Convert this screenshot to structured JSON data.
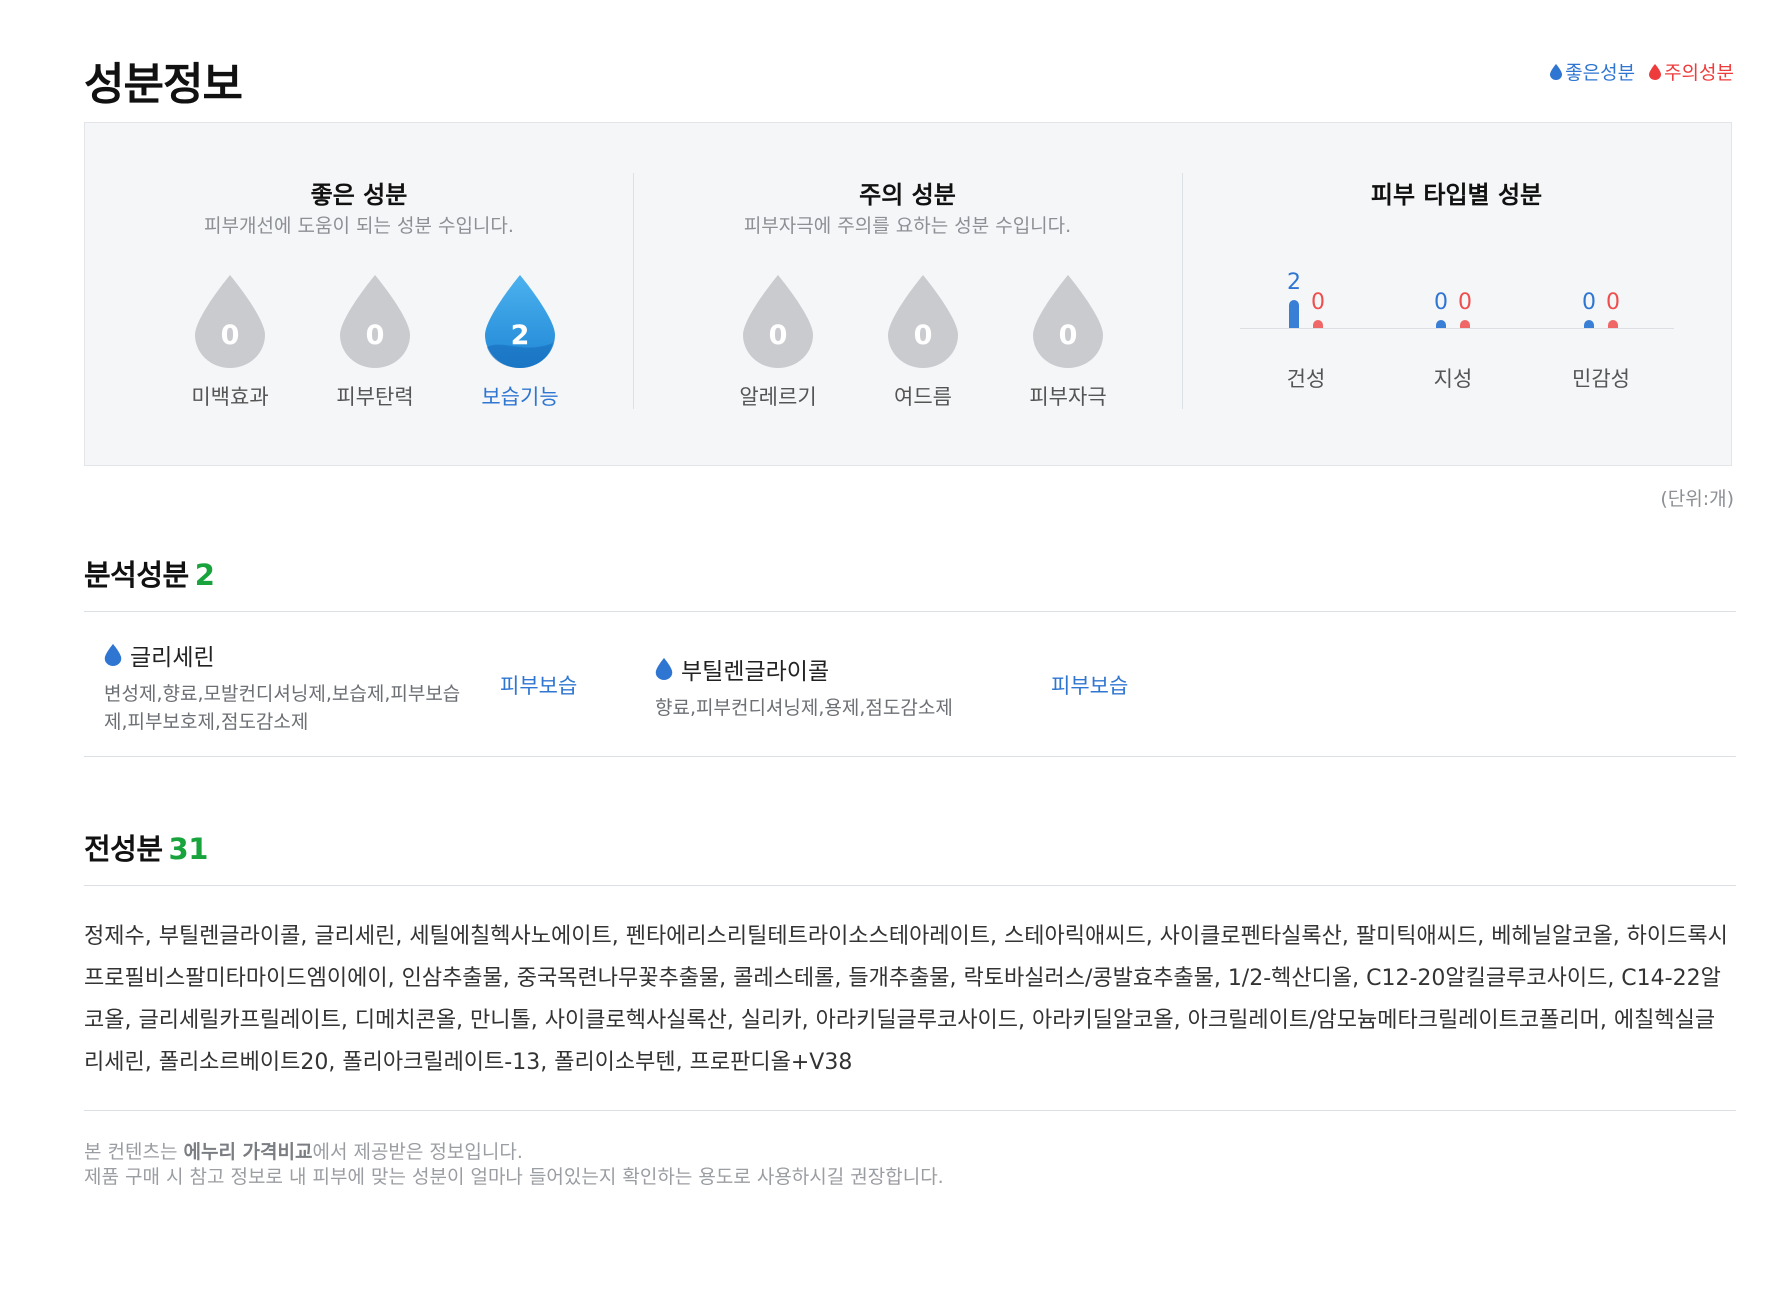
{
  "header": {
    "title": "성분정보",
    "legend_good": "좋은성분",
    "legend_caution": "주의성분"
  },
  "colors": {
    "good": "#2f76d2",
    "caution": "#ee3b3b",
    "count_green": "#19a33d",
    "drop_inactive": "#c9cbcf"
  },
  "good_section": {
    "title": "좋은 성분",
    "subtitle": "피부개선에 도움이 되는 성분 수입니다.",
    "items": [
      {
        "label": "미백효과",
        "value": "0",
        "active": false
      },
      {
        "label": "피부탄력",
        "value": "0",
        "active": false
      },
      {
        "label": "보습기능",
        "value": "2",
        "active": true
      }
    ]
  },
  "caution_section": {
    "title": "주의 성분",
    "subtitle": "피부자극에 주의를 요하는 성분 수입니다.",
    "items": [
      {
        "label": "알레르기",
        "value": "0",
        "active": false
      },
      {
        "label": "여드름",
        "value": "0",
        "active": false
      },
      {
        "label": "피부자극",
        "value": "0",
        "active": false
      }
    ]
  },
  "skin_type_section": {
    "title": "피부 타입별 성분",
    "chart_data": {
      "type": "bar",
      "categories": [
        "건성",
        "지성",
        "민감성"
      ],
      "series": [
        {
          "name": "좋은성분",
          "values": [
            2,
            0,
            0
          ]
        },
        {
          "name": "주의성분",
          "values": [
            0,
            0,
            0
          ]
        }
      ]
    }
  },
  "unit_note": "(단위:개)",
  "analysis": {
    "title": "분석성분",
    "count": "2",
    "ingredients": [
      {
        "name": "글리세린",
        "functions": "변성제,향료,모발컨디셔닝제,보습제,피부보습제,피부보호제,점도감소제",
        "tag": "피부보습"
      },
      {
        "name": "부틸렌글라이콜",
        "functions": "향료,피부컨디셔닝제,용제,점도감소제",
        "tag": "피부보습"
      }
    ]
  },
  "full_ingredients": {
    "title": "전성분",
    "count": "31",
    "text": "정제수, 부틸렌글라이콜, 글리세린, 세틸에칠헥사노에이트, 펜타에리스리틸테트라이소스테아레이트, 스테아릭애씨드, 사이클로펜타실록산, 팔미틱애씨드, 베헤닐알코올, 하이드록시프로필비스팔미타마이드엠이에이, 인삼추출물, 중국목련나무꽃추출물, 콜레스테롤, 들개추출물, 락토바실러스/콩발효추출물, 1/2-헥산디올, C12-20알킬글루코사이드, C14-22알코올, 글리세릴카프릴레이트, 디메치콘올, 만니톨, 사이클로헥사실록산, 실리카, 아라키딜글루코사이드, 아라키딜알코올, 아크릴레이트/암모늄메타크릴레이트코폴리머, 에칠헥실글리세린, 폴리소르베이트20, 폴리아크릴레이트-13, 폴리이소부텐, 프로판디올+V38"
  },
  "footer": {
    "line1_prefix": "본 컨텐츠는 ",
    "line1_bold": "에누리 가격비교",
    "line1_suffix": "에서 제공받은 정보입니다.",
    "line2": "제품 구매 시 참고 정보로 내 피부에 맞는 성분이 얼마나 들어있는지 확인하는 용도로 사용하시길 권장합니다."
  }
}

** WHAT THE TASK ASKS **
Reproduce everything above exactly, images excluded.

** OUTPUT OF THE TASK **
Convert this screenshot to structured JSON data.
{
  "header": {
    "title": "성분정보",
    "legend_good": "좋은성분",
    "legend_caution": "주의성분"
  },
  "colors": {
    "good": "#2f76d2",
    "caution": "#ee3b3b",
    "count_green": "#19a33d",
    "drop_inactive": "#c9cbcf"
  },
  "good_section": {
    "title": "좋은 성분",
    "subtitle": "피부개선에 도움이 되는 성분 수입니다.",
    "items": [
      {
        "label": "미백효과",
        "value": "0",
        "active": false
      },
      {
        "label": "피부탄력",
        "value": "0",
        "active": false
      },
      {
        "label": "보습기능",
        "value": "2",
        "active": true
      }
    ]
  },
  "caution_section": {
    "title": "주의 성분",
    "subtitle": "피부자극에 주의를 요하는 성분 수입니다.",
    "items": [
      {
        "label": "알레르기",
        "value": "0",
        "active": false
      },
      {
        "label": "여드름",
        "value": "0",
        "active": false
      },
      {
        "label": "피부자극",
        "value": "0",
        "active": false
      }
    ]
  },
  "skin_type_section": {
    "title": "피부 타입별 성분",
    "chart_data": {
      "type": "bar",
      "categories": [
        "건성",
        "지성",
        "민감성"
      ],
      "series": [
        {
          "name": "좋은성분",
          "values": [
            2,
            0,
            0
          ]
        },
        {
          "name": "주의성분",
          "values": [
            0,
            0,
            0
          ]
        }
      ]
    }
  },
  "unit_note": "(단위:개)",
  "analysis": {
    "title": "분석성분",
    "count": "2",
    "ingredients": [
      {
        "name": "글리세린",
        "functions": "변성제,향료,모발컨디셔닝제,보습제,피부보습제,피부보호제,점도감소제",
        "tag": "피부보습"
      },
      {
        "name": "부틸렌글라이콜",
        "functions": "향료,피부컨디셔닝제,용제,점도감소제",
        "tag": "피부보습"
      }
    ]
  },
  "full_ingredients": {
    "title": "전성분",
    "count": "31",
    "text": "정제수, 부틸렌글라이콜, 글리세린, 세틸에칠헥사노에이트, 펜타에리스리틸테트라이소스테아레이트, 스테아릭애씨드, 사이클로펜타실록산, 팔미틱애씨드, 베헤닐알코올, 하이드록시프로필비스팔미타마이드엠이에이, 인삼추출물, 중국목련나무꽃추출물, 콜레스테롤, 들개추출물, 락토바실러스/콩발효추출물, 1/2-헥산디올, C12-20알킬글루코사이드, C14-22알코올, 글리세릴카프릴레이트, 디메치콘올, 만니톨, 사이클로헥사실록산, 실리카, 아라키딜글루코사이드, 아라키딜알코올, 아크릴레이트/암모늄메타크릴레이트코폴리머, 에칠헥실글리세린, 폴리소르베이트20, 폴리아크릴레이트-13, 폴리이소부텐, 프로판디올+V38"
  },
  "footer": {
    "line1_prefix": "본 컨텐츠는 ",
    "line1_bold": "에누리 가격비교",
    "line1_suffix": "에서 제공받은 정보입니다.",
    "line2": "제품 구매 시 참고 정보로 내 피부에 맞는 성분이 얼마나 들어있는지 확인하는 용도로 사용하시길 권장합니다."
  }
}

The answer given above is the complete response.